### TASK REQUIREMENTS
Leave the images out. Give every line below again, precisely.

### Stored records
^^^^^^^^
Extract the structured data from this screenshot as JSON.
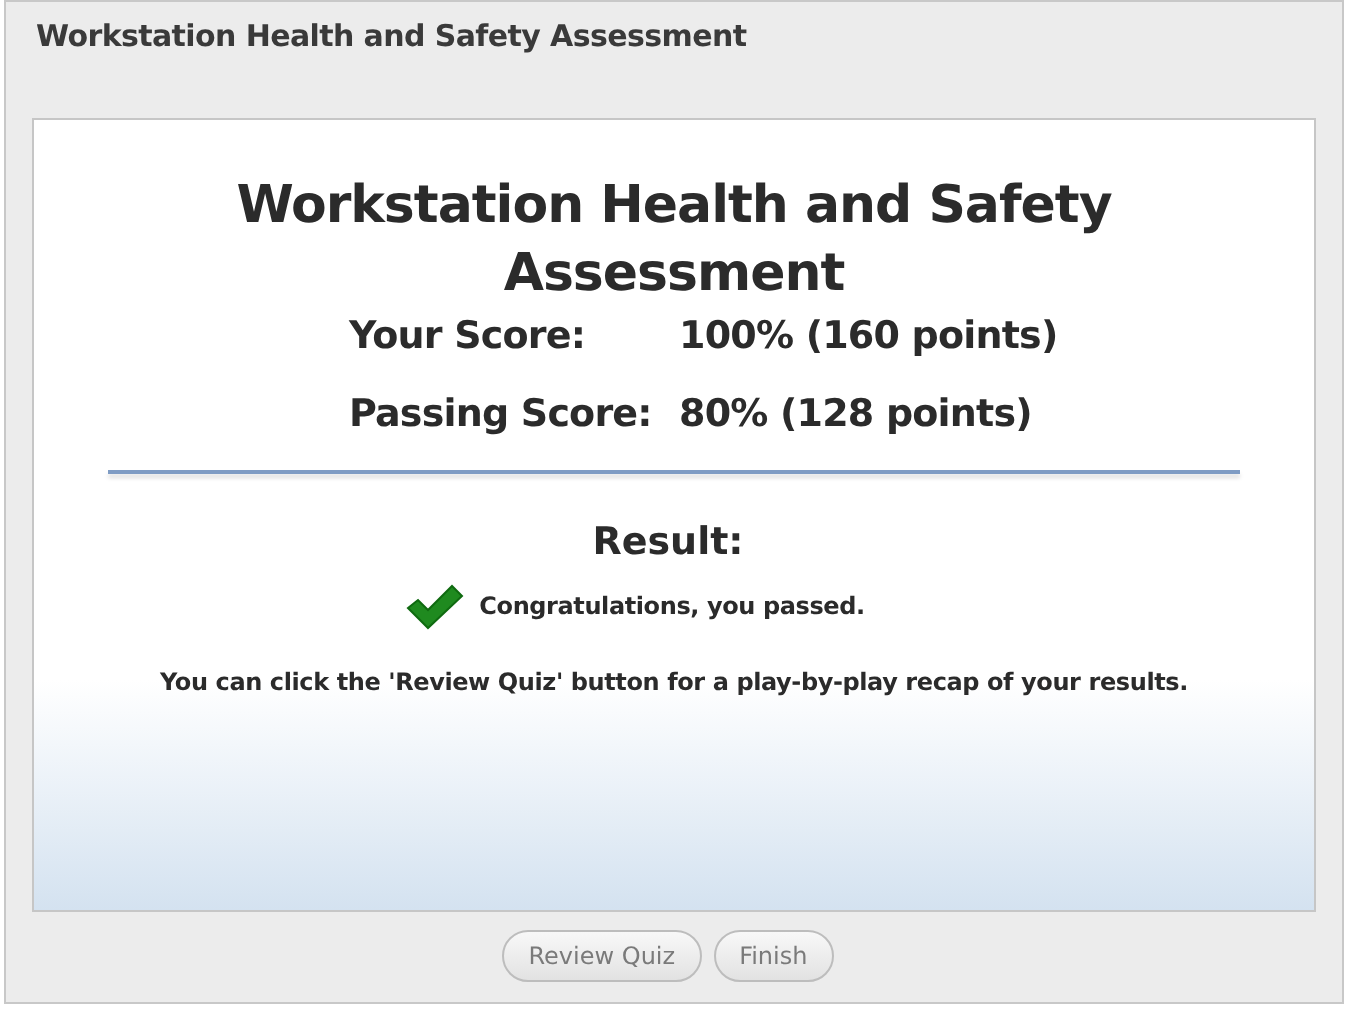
{
  "window": {
    "title": "Workstation Health and Safety Assessment"
  },
  "heading": "Workstation Health and Safety Assessment",
  "scores": [
    {
      "label": "Your Score:",
      "value": "100% (160 points)"
    },
    {
      "label": "Passing Score:",
      "value": "80% (128 points)"
    }
  ],
  "result": {
    "label": "Result:",
    "passed": true,
    "message": "Congratulations, you passed."
  },
  "info": "You can click the 'Review Quiz' button for a play-by-play recap of your results.",
  "buttons": [
    {
      "label": "Review Quiz",
      "disabled": true
    },
    {
      "label": "Finish",
      "disabled": true
    }
  ]
}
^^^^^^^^
### RESPONSE BOX
Extract the structured data from this screenshot as JSON.
{
  "window": {
    "title": "Workstation Health and Safety Assessment"
  },
  "heading": "Workstation Health and Safety Assessment",
  "scores": [
    {
      "label": "Your Score:",
      "value": "100% (160 points)"
    },
    {
      "label": "Passing Score:",
      "value": "80% (128 points)"
    }
  ],
  "result": {
    "label": "Result:",
    "passed": true,
    "message": "Congratulations, you passed."
  },
  "info": "You can click the 'Review Quiz' button for a play-by-play recap of your results.",
  "buttons": [
    {
      "label": "Review Quiz",
      "disabled": true
    },
    {
      "label": "Finish",
      "disabled": true
    }
  ]
}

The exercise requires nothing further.